Our rating 
3.0 out of 5 star rating 3.0

LABELS: Hanssler
ALBUM TITLE: Mahler – Symphony No. 10
WORKS: Symphony No. 10 (ed. Deryck Cooke)
PERFORMER: SWR SO, Baden-Baden & Freiburg/Michael Gielen
From an earlier instalment in Hänssler’s Mahler series – framing the first-movement Adagio with the Kindertotenlieder and early works by Webern (reviewed August 2003) – it seemed as if Michael Gielen, like all too many other interpreters, was not going to add anyone’s complete performing version of the Tenth to his cycle.
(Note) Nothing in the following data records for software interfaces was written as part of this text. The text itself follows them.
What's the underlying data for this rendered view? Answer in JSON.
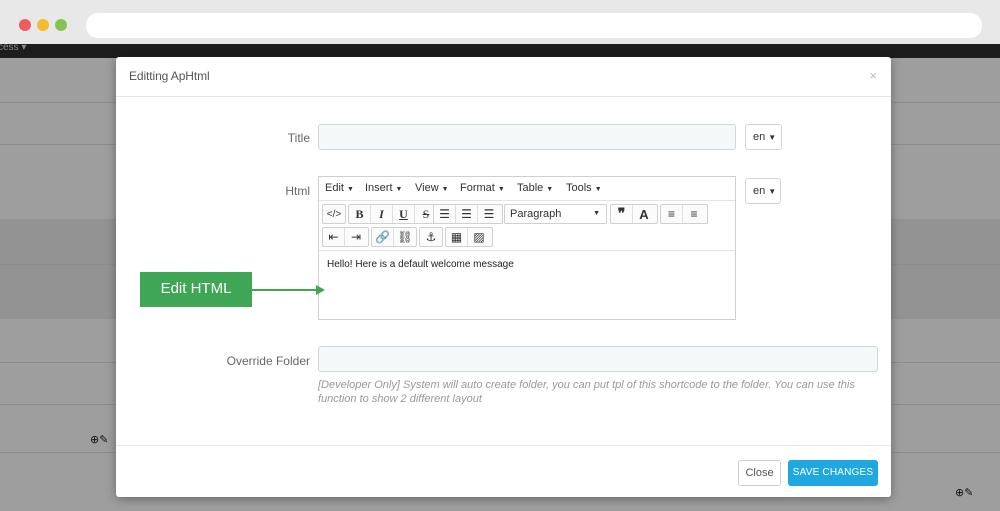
{
  "modal": {
    "title": "Editting ApHtml",
    "close_glyph": "×"
  },
  "form": {
    "title_label": "Title",
    "title_value": "",
    "title_lang": "en",
    "html_label": "Html",
    "html_lang": "en",
    "override_label": "Override Folder",
    "override_value": "",
    "help_text": "[Developer Only] System will auto create folder, you can put tpl of this shortcode to the folder. You can use this function to show 2 different layout"
  },
  "editor": {
    "menus": [
      "Edit",
      "Insert",
      "View",
      "Format",
      "Table",
      "Tools"
    ],
    "format_select": "Paragraph",
    "content": "Hello! Here is a default welcome message"
  },
  "footer": {
    "close_label": "Close",
    "save_label": "SAVE CHANGES"
  },
  "annotation": {
    "label": "Edit HTML"
  },
  "background": {
    "topbar_text": "cess ▾"
  },
  "colors": {
    "accent": "#1fa8e0",
    "annotation": "#3ea655"
  }
}
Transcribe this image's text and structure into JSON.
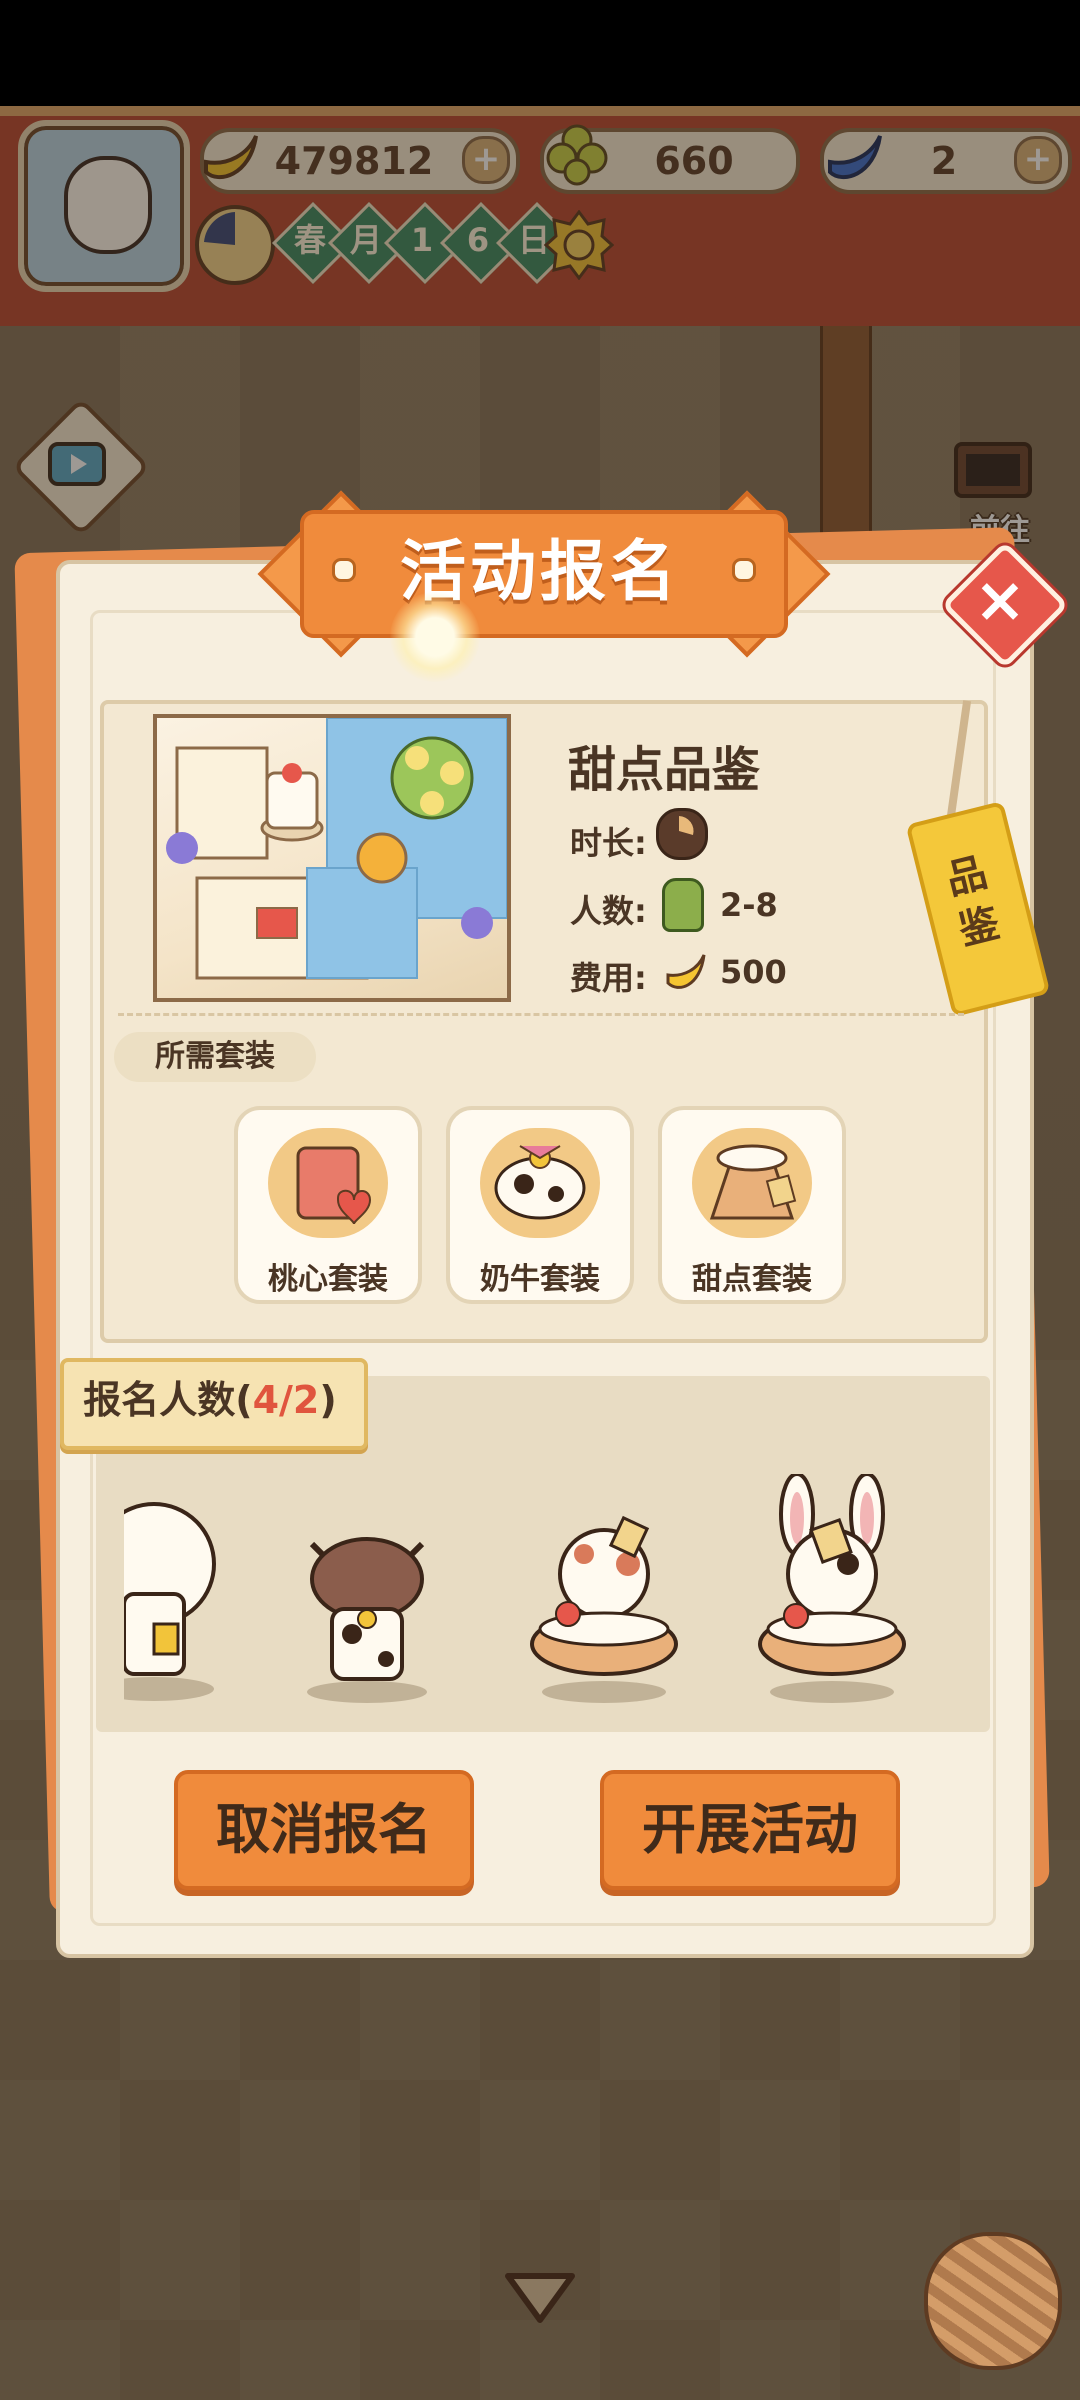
{
  "hud": {
    "bananas": "479812",
    "clovers": "660",
    "gems": "2",
    "date_chars": [
      "春",
      "月",
      "1",
      "6",
      "日"
    ]
  },
  "side": {
    "goto_label": "前往"
  },
  "dialog": {
    "title": "活动报名",
    "activity": {
      "name": "甜点品鉴",
      "duration_label": "时长:",
      "people_label": "人数:",
      "people_value": "2-8",
      "cost_label": "费用:",
      "cost_value": "500",
      "tag": "品鉴"
    },
    "required_suits_label": "所需套装",
    "suits": [
      {
        "name": "桃心套装",
        "icon": "peach-heart-outfit-icon"
      },
      {
        "name": "奶牛套装",
        "icon": "cow-outfit-icon"
      },
      {
        "name": "甜点套装",
        "icon": "dessert-outfit-icon"
      }
    ],
    "registration": {
      "label_prefix": "报名人数(",
      "count": "4/2",
      "label_suffix": ")"
    },
    "buttons": {
      "cancel": "取消报名",
      "start": "开展活动"
    }
  },
  "colors": {
    "accent_orange": "#f08b3c",
    "panel_bg": "#f7efdf",
    "count_red": "#e0553e"
  }
}
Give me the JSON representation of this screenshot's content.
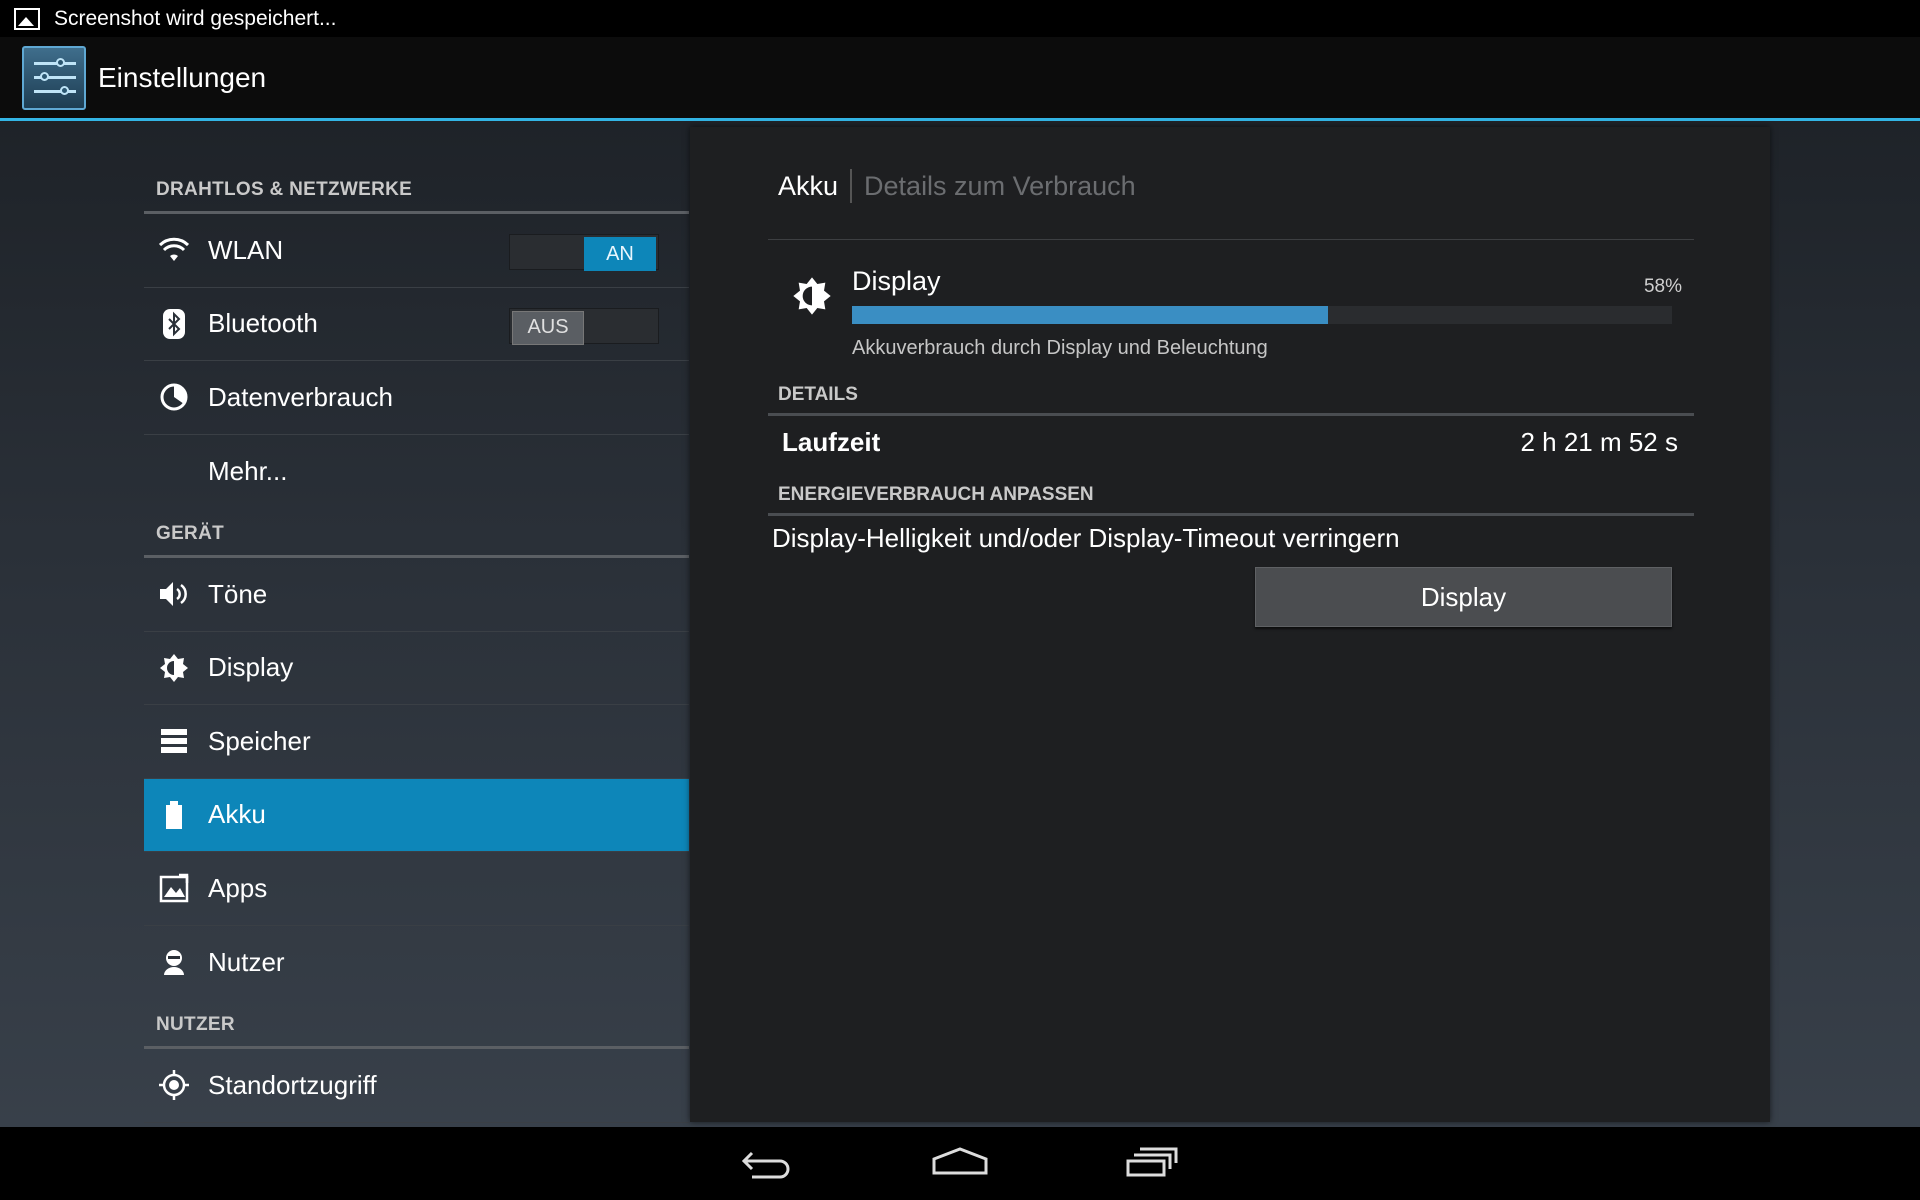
{
  "statusbar": {
    "notification": "Screenshot wird gespeichert..."
  },
  "actionbar": {
    "title": "Einstellungen"
  },
  "sidebar": {
    "sections": [
      {
        "header": "DRAHTLOS & NETZWERKE"
      },
      {
        "header": "GERÄT"
      },
      {
        "header": "NUTZER"
      }
    ],
    "items": [
      {
        "label": "WLAN",
        "icon": "wifi-icon",
        "toggle": "AN"
      },
      {
        "label": "Bluetooth",
        "icon": "bluetooth-icon",
        "toggle": "AUS"
      },
      {
        "label": "Datenverbrauch",
        "icon": "data-usage-icon"
      },
      {
        "label": "Mehr..."
      },
      {
        "label": "Töne",
        "icon": "speaker-icon"
      },
      {
        "label": "Display",
        "icon": "brightness-icon"
      },
      {
        "label": "Speicher",
        "icon": "storage-icon"
      },
      {
        "label": "Akku",
        "icon": "battery-icon",
        "selected": true
      },
      {
        "label": "Apps",
        "icon": "apps-icon"
      },
      {
        "label": "Nutzer",
        "icon": "user-icon"
      },
      {
        "label": "Standortzugriff",
        "icon": "location-icon"
      }
    ]
  },
  "detail": {
    "breadcrumb": {
      "current": "Akku",
      "sub": "Details zum Verbrauch"
    },
    "usage": {
      "name": "Display",
      "percent_label": "58%",
      "percent": 58,
      "description": "Akkuverbrauch durch Display und Beleuchtung",
      "icon": "brightness-icon",
      "bar_color": "#3a8ec3"
    },
    "details_header": "DETAILS",
    "runtime_label": "Laufzeit",
    "runtime_value": "2 h 21 m 52 s",
    "adjust_header": "ENERGIEVERBRAUCH ANPASSEN",
    "hint": "Display-Helligkeit und/oder Display-Timeout verringern",
    "button_label": "Display"
  },
  "colors": {
    "accent": "#33b5e5",
    "selected": "#0d86b9"
  }
}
Now he tells us he is moved by the intuitive spirit and modest intent of Deryck Cooke’s luminous outline, as opposed to the ‘fat and boring’ over-realisation of one alternative, Clinton Carpenter’s (and I think most of us agree with him).


The revelation of the performance is the second scherzo, Mahler’s fiercest ‘dance with the devil’; its blasting chords of flutter-tonguing brass, skeletal dances and sweeping, short-lived affirmations of life projected with fullness of profile and clarity of purpose. Gielen is always in firm command of line and balance, where the excellent recording certainly helps him, but his views are controversial: while the opening Adagio surges ever forward, avoiding the usual impression of half-detached meditations blocked by threatening scherzo sequences, the first scherzo is surely too cool and steady. As Mahler’s finale steers us back to love and life – the ultimate justification for facing his swansong at any cost – the South West German Radio strings can’t aspire to the heart-stopping body of Rattle’s Berlin Philharmonic. In short, this is excellent, disciplined work; but it rarely burns us as it should. David Nice